  • Membrane transporters involved in metal homeostasis. We investigate the structural basis of (heavy) metal transport across biological membranes, such as Mg2+, Co2+, Ni2+, Zn2+, and Al3+. Most of these cations are toxic at high concentrations; therefore, tight regulation of their influx and efflux is essential for (micro-) organisms to survive.  Cobalt, nickel and zinc are essential trace microelements, involved in numerous intracellular processes, such as nitrogen metabolism, carbon dioxide fixation, synthesis of enzymes and many others. The intracellular concentration of these essential divalent cations must be kept under tight control as lack of these metals will eventually lead to cell death and elevated concentrations are toxic. We have thoroughly characterized the family of CorA-related proteins and resolved their transport mechanism (Stetsenko, et al., 2021; Nemchinova et al., 2021; Stetsenko et al., 2020; Gati et al., 2017).
Open state of a membrane transporter studied in Guskov’s lab.
  • Membrane transporters of Solute carrier family 1. This is a family of excitatory neurotransmitter transporters and neutral amino acid exchangers with a model protein from an archaeal homologue. Over the years, in collaboration with Slotboom’s lab, we have scrutinized the transport mechanism of this family and characterized numerous states both structurally and functionally (Stehantsev et al., 2021; Trinco et al., 2021; Arkhipova et al., 2020; Garaeva et al., 2019; Arkhipova et al., 2019; Garaeva et al., 2018; Arkhipova et al., 2017). Furthermore, in collaboration with Szymanski lab we have developed photoswitchable compounds for these transporters Arkhipova et al., 2021) which we are using for time-resolved studies.

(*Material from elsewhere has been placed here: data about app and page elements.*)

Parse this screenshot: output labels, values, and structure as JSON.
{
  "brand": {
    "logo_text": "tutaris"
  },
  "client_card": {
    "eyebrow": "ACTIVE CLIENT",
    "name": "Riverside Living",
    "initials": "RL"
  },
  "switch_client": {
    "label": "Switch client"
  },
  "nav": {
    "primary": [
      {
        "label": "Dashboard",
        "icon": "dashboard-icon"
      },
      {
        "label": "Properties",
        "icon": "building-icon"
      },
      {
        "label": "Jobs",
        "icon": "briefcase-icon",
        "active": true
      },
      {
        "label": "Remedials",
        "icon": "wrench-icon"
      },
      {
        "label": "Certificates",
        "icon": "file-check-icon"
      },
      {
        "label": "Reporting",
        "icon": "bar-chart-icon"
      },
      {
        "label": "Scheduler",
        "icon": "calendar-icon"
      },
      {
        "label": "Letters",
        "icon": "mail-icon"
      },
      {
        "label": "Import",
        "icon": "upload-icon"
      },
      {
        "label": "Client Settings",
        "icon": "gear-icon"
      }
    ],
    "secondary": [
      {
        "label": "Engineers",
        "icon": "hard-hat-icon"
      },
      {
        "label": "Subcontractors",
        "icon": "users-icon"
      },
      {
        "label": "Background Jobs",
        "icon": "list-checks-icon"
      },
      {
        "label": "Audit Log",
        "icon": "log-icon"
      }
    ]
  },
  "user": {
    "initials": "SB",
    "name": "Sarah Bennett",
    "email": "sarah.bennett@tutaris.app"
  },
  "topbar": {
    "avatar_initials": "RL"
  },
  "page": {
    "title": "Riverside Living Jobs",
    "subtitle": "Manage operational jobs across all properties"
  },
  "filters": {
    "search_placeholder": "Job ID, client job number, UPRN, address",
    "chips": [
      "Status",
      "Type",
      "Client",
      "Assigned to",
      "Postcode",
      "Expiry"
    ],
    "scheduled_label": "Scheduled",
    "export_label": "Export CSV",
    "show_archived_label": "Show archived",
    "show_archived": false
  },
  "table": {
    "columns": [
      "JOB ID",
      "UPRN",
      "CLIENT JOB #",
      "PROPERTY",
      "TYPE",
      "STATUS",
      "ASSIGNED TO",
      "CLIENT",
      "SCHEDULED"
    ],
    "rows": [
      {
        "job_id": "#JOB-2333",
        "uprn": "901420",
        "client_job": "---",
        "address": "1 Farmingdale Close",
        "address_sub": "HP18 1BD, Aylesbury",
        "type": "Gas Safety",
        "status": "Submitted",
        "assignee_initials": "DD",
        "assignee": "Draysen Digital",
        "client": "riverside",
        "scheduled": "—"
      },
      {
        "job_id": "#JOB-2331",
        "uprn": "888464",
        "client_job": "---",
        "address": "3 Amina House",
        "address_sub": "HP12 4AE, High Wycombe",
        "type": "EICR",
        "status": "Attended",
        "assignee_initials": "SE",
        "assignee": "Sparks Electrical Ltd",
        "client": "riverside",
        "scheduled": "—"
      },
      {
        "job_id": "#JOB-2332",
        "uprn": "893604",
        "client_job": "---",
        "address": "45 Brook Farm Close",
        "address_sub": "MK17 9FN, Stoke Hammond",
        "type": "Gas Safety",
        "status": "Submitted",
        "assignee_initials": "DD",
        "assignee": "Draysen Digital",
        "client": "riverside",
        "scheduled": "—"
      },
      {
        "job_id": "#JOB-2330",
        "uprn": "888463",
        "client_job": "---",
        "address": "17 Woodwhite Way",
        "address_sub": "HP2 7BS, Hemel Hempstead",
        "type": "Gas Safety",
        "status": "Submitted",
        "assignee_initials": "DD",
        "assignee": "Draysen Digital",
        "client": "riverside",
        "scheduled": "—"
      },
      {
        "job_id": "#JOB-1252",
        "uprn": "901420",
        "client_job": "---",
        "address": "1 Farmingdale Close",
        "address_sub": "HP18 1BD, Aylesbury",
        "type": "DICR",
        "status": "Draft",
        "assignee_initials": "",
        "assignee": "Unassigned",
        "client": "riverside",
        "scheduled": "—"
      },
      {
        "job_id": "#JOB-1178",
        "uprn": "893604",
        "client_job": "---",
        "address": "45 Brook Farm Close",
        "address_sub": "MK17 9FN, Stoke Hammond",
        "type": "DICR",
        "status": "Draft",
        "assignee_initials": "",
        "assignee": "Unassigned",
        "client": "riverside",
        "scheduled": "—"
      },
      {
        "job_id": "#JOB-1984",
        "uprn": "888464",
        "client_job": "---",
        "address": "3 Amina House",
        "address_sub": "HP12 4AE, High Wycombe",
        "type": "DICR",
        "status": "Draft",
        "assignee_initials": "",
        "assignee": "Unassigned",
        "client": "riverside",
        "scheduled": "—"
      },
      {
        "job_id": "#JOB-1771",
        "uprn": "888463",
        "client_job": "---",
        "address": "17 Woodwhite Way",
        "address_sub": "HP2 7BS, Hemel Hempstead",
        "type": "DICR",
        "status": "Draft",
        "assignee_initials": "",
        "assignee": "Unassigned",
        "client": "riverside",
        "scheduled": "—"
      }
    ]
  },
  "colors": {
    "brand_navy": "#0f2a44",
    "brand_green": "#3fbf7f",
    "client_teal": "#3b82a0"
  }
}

Structure of a membrane transporter of Solute carrier family1
  • Large cellular machineries – we are looking into yet unresolved questions in the enigmatic large complexes, such as photosystems and ribosomes. We have discovered a novel general dimerization mechanism in ribosomes (Franken et al., 2017), and recently we have resolved first structure of a ribosome from an infamous pathogen Candida albicans (Zgadzay et al., 2022), which can be used for the development of novel antifungal drugs.

  • Last but not least we are studying several bacterial carbohydrate-processing enzymes involved in the synthesis of α-glucans from sucrose or from starch-like substrates (Gangoiti et al., 2017). Understanding how the structures of these enzymes determine their reaction specificity (Bai et al., 2017; Pijning et al., 2021) supports and advances the development of their application in the food industry for the production of low-glycemic ingredients (e.g., dietary fibers).